Could you report every line from the entries that includes the word "subtitle"?

------------

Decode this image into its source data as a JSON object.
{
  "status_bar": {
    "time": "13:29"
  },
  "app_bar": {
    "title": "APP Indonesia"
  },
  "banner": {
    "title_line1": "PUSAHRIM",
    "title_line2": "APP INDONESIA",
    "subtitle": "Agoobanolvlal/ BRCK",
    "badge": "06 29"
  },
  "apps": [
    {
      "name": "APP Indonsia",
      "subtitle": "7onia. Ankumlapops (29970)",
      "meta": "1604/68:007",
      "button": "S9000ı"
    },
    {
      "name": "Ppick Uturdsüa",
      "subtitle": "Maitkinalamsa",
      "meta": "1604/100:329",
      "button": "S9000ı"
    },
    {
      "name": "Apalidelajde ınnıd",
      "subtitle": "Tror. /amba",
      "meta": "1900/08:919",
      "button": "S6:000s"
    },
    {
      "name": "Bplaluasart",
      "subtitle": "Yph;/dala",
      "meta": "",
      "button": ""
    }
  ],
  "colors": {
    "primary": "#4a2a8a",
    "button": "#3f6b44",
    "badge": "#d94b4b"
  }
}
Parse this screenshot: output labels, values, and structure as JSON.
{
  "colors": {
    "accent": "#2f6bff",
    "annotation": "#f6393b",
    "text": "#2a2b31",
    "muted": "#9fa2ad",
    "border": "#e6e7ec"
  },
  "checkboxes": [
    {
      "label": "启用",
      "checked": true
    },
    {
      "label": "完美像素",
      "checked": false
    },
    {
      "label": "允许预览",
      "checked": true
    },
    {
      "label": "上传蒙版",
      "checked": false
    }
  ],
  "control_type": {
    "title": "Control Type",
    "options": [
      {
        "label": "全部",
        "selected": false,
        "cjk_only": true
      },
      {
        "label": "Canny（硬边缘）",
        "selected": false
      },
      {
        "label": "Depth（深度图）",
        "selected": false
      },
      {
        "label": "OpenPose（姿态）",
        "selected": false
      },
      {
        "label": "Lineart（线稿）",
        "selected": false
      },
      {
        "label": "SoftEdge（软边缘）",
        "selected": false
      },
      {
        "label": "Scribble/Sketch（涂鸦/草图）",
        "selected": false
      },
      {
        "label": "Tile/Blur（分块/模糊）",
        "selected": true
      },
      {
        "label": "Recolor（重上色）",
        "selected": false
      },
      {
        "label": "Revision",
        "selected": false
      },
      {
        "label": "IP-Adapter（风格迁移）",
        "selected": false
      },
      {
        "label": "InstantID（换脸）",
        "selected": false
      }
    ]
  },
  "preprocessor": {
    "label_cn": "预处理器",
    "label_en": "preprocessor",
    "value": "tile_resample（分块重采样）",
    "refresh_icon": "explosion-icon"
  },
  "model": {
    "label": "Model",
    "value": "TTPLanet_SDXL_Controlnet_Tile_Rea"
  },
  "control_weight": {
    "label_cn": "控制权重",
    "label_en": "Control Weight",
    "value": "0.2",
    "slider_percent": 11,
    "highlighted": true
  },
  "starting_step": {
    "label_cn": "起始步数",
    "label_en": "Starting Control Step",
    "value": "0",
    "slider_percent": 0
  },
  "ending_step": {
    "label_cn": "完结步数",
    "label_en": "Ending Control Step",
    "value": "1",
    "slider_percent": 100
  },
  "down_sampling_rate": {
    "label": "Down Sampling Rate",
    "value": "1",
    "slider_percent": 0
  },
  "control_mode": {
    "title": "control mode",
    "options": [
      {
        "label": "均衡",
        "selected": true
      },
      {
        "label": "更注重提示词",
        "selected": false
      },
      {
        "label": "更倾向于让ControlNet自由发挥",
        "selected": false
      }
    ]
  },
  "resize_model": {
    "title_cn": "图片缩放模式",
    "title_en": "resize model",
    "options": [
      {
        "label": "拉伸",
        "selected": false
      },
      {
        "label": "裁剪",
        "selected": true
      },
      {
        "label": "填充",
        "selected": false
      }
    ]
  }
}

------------

Reply:
    "subtitle": "Agoobanolvlal/ BRCK",
      "subtitle": "7onia. Ankumlapops (29970)",
      "subtitle": "Maitkinalamsa",
      "subtitle": "Tror. /amba",
      "subtitle": "Yph;/dala",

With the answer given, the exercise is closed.